    As you may have heard by now, the Bureau of Land Management (BLM) wants to open up more than 114,000 acres of wild lands in Utah—including more than 86,000 acres in southeastern Utah—to oil and gas drilling as part of its upcoming September lease sale.

    If this massive lease sale goes through, oil and gas wells could appear at the doorstep of Canyonlands, Arches, and Capitol Reef National Parks—as well as near Bears Ears National Monument, Labyrinth Canyon, Dead Horse Point State Park, the Green River, and in lands proposed for wilderness designation in America’s Red Rock Wilderness Act.

    Tell the BLM: No oil and gas leasing near Utah’s National Parks!


    The BLM is accepting comments on the lease sale through next Thursday, July 9th. Trump’s BLM needs to hear from you. Tell them:
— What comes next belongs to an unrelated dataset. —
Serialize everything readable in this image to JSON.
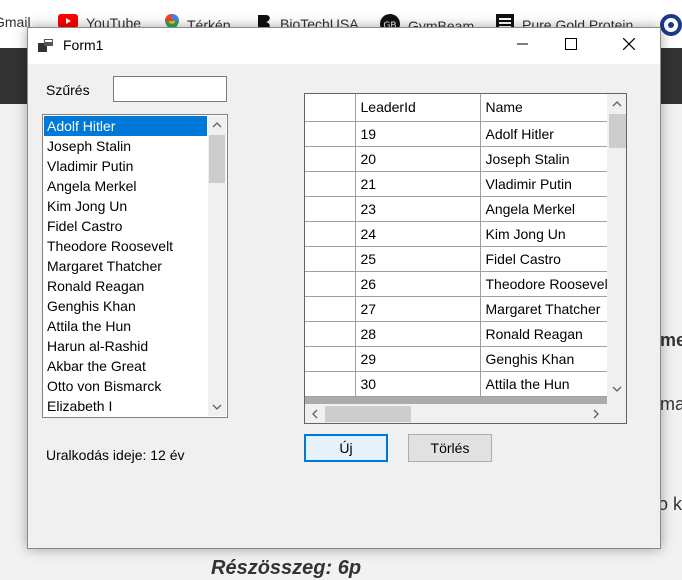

    • The BLM must put a halt to all new leasing of public lands if there is any chance of avoiding the most severe impacts of a changing climate. Fossil fuels extracted from public lands including oil and gas account for nearly 24 percent of the nation’s annual carbon dioxide emissions.
    • Even without the climate crisis, this lease sale would be unacceptable. The BLM is proposing to blanket southern Utah’s redrock country with oil and gas leases, opening the door to development of some of the nation’s most remarkable public lands, including lands surrounding three of Utah’s “Mighty Five” National Parks.
    • The BLM is promoting wide-scale lease speculation. The world is currently awash in unneeded oil, as evidenced by the BLM recently giving royalty relief to oil and gas operators in this same area because those operators cannot economically develop the leases they already have.

    Click here to tell the BLM what you think about their latest giveaway to the oil and gas industry.

    Thanks to SUWA supporters like you, thousands of messages have already been sent to Utah Governor Gary Herbert, demonstrating the widespread opposition to the Trump administration’s attempt to flood southern Utah with new oil and gas wells.

    The BLM needs to get that message as well. Please take a moment to submit your comments today.

    Thank you for taking action.